US army disperses strikers, as requested by RR industry leaders – railway traffic comes to a halt in he Midwest

Supreme Court upholds President’s right to issue an injunction, an order to end a strike

…More of the same
obstacles to unity
Obstacles to Unity

Most unions didn’t include women, members of minority groups, and unskilled workers (only 1 in every 33 workers was a member of a union)

African Americans could only join separate, local unions

Hostility towards immigrants

Exclusion act of 1882- halted immigration of Chinese workers and gained wide support from American labor unions

Obstacles to unity

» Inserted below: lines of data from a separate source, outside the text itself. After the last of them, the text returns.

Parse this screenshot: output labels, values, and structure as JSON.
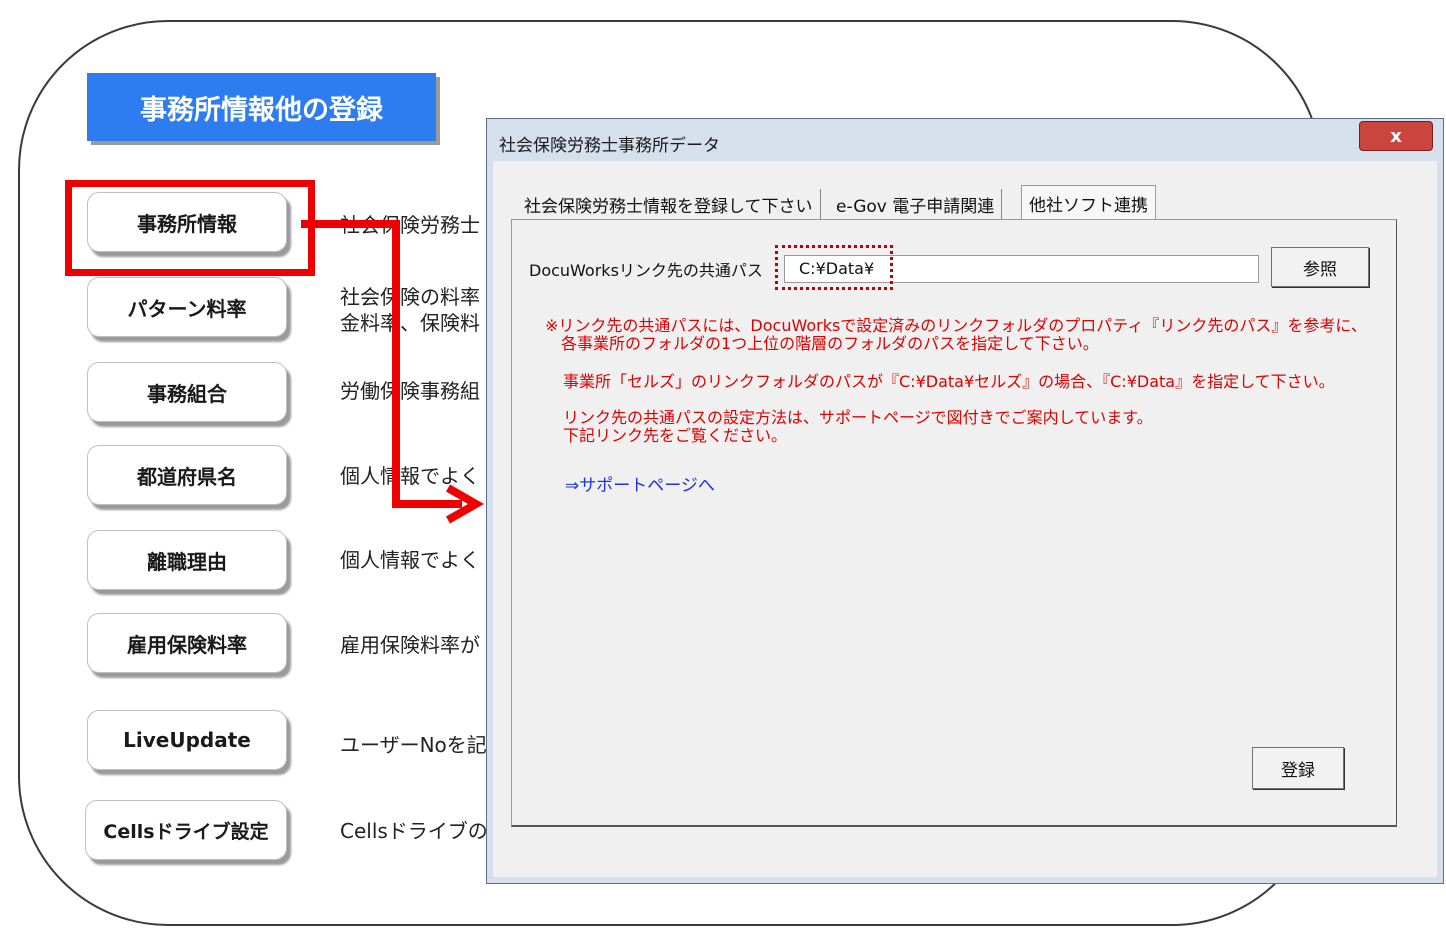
{
  "main": {
    "title": "事務所情報他の登録",
    "menu": [
      {
        "label": "事務所情報",
        "desc": "社会保険労務士"
      },
      {
        "label": "パターン料率",
        "desc": "社会保険の料率\n金料率、保険料"
      },
      {
        "label": "事務組合",
        "desc": "労働保険事務組"
      },
      {
        "label": "都道府県名",
        "desc": "個人情報でよく"
      },
      {
        "label": "離職理由",
        "desc": "個人情報でよく"
      },
      {
        "label": "雇用保険料率",
        "desc": "雇用保険料率が"
      },
      {
        "label": "LiveUpdate",
        "desc": "ユーザーNoを記"
      },
      {
        "label": "Cellsドライブ設定",
        "desc": "Cellsドライブの"
      }
    ]
  },
  "dialog": {
    "title": "社会保険労務士事務所データ",
    "close_label": "x",
    "tabs": [
      {
        "label": "社会保険労務士情報を登録して下さい"
      },
      {
        "label": "e-Gov 電子申請関連"
      },
      {
        "label": "他社ソフト連携"
      }
    ],
    "path_label": "DocuWorksリンク先の共通パス",
    "path_value": "C:¥Data¥",
    "browse_label": "参照",
    "notes": [
      "※リンク先の共通パスには、DocuWorksで設定済みのリンクフォルダのプロパティ『リンク先のパス』を参考に、\n　各事業所のフォルダの1つ上位の階層のフォルダのパスを指定して下さい。",
      "事業所「セルズ」のリンクフォルダのパスが『C:¥Data¥セルズ』の場合、『C:¥Data』を指定して下さい。",
      "リンク先の共通パスの設定方法は、サポートページで図付きでご案内しています。\n下記リンク先をご覧ください。"
    ],
    "support_link": "⇒サポートページへ",
    "register_label": "登録"
  },
  "colors": {
    "title_bg": "#2e7df0",
    "highlight": "#ee0000",
    "note_text": "#e00000",
    "link_text": "#1a33e6"
  }
}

Stood for restricted immigration

Reformers believed that farmers and workers should be freed from the exploitative practices of banks, railroads, and merchants.

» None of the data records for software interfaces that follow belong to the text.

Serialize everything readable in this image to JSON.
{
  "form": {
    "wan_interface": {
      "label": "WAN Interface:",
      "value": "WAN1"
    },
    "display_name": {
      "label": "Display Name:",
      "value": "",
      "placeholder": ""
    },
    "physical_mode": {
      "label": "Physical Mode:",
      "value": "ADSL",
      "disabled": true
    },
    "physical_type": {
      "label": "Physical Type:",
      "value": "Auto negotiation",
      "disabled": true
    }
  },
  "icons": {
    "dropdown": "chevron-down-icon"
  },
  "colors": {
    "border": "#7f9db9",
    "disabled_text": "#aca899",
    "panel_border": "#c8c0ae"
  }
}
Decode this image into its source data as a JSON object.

Convert the US to the silver standard – to cause inflation

Largely a rural movement

farmers and the populists
Farmers and the populists

Improved farming technology meant that farmers produced more and more food – driving down prices

Individual farmers responded to falling prices by growing more food to cover the losses coming from falling prices

To buy more land, to grow more food they borrowed money – Banks become the enemy

To get that food to the urban markets they need the railroad – Railroads become the enemy

the grange
The Grange

By 1875 about 1 million members

Demanded regulation of railroad rates

Creation of agriculture colleges

Formed cooperatives to pool goods, sell to larger buyers, purchase seed and machinery in bulk, pooled credit

populists political fate
Populists political fate

In 1892, gained 14 seats in Congress and two governorships

By 1896 election the populists had faded especially when Democrats start demanding the coinage of silver – The Democratic Candidate William Jennings Bryan of Nebraska demands “free silver”

Republican William McKinley wins the cities and the presidency with his warnings against radicalism

1898 – Gold discovered in Alaska

populists and race class
Populists and race, class

Efforts to unite farmers under their economic interests ran into a problem in the South where whites feared empowering black farmers and sharecroppers

Also hindering the populists was a shift in political power and population from rural, agricultural America to urban, industrialized America